If we consider all taxes collected as a fraction of the GDP as a pie, from 1950 to the present, the taxes collected are about 17% of the pie. Whatever happened to tax rates, the top marginal rate, the capital gains rate, the estate tax rate, in that same period, whether they were raised or lowered, the government collected the same 17% of the pie.
When those tax rates were raised, the following year, the government actually collected less revenue. The pie slice remained about 17%, but less revenue was collected than the prior year. The only taxes that have historically generated more tax revenue when they were raised were taxes on Social Security and Medicare. In other words, taxes on the poor and middle class.
Warren Buffett isn’t Losing Sleep
Warren Buffett, who knows more about money than all of us combined times infinity is not worried about the national debt. While it’s true that $1 from 1930 is worth about $0.06 today, meaning it lost 94% of its value in the same period, in real terms, the GDP per capita has gone up 6 for 1.
Our debt is actually really cheap. In 2008 rates were 3.7% and fell to 1.8% in 2012. Because of that, the interest on the debt only made up 5.3% of the 2009 budget even though debt rose to $7.5 trillion. From 2010 to 2016, it remained below $250 billion even though the debt almost doubled.
Does This Affect You?
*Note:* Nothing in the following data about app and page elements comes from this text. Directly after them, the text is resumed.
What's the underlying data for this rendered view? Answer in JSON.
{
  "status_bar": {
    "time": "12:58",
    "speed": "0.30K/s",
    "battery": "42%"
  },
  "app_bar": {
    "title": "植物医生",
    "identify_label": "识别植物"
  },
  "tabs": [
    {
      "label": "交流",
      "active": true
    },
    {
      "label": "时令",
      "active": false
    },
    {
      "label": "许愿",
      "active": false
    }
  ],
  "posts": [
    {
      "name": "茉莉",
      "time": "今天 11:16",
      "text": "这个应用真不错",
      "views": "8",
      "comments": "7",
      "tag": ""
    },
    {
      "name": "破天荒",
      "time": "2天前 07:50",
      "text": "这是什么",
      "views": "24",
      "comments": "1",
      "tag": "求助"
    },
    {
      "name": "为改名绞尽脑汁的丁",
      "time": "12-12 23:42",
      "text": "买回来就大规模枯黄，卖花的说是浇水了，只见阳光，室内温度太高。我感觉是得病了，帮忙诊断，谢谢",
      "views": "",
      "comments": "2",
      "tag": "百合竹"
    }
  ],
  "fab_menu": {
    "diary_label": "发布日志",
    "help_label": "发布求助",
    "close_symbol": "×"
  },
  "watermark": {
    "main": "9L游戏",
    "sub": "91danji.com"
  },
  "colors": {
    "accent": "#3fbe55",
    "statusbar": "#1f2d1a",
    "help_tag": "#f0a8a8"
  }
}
Is this one of those things that sound really scary and horrible but you can’t do anything about? Yes, pretty much. As the debt grows, the chance that the US would default on it increases which makes investors less likely to buy treasury issued securities. So the Treasury Department has to increase the yield on newly issued securities to entice new investors. Doing so reduces the amount of money the government has to spend on public programs because it’s paying out tax revenue as interest on the debt.
As the yield increase, it cost more to borrow money to buy a home because mortgage rates are linked to the short-term interest rates set by the Fed. This drives down home prices because prospective buyers can’t qualify for as big a mortgage. Because a home is the most significant investment most people have, their net worth is lowered.
This is the main way the national debt affects us. There are all kinds of doomsday scenarios surrounding what would happen if the US were to default, but the likelihood of that is pretty low. It could happen but it almost certainly won’t. So like Warren Buffett, you can sleep tight and now let the national debt keep you up at night.
Harviestown Ola Dubh: Ale aged in whiskey casks
Tool Box: All the best stuff to manage your money.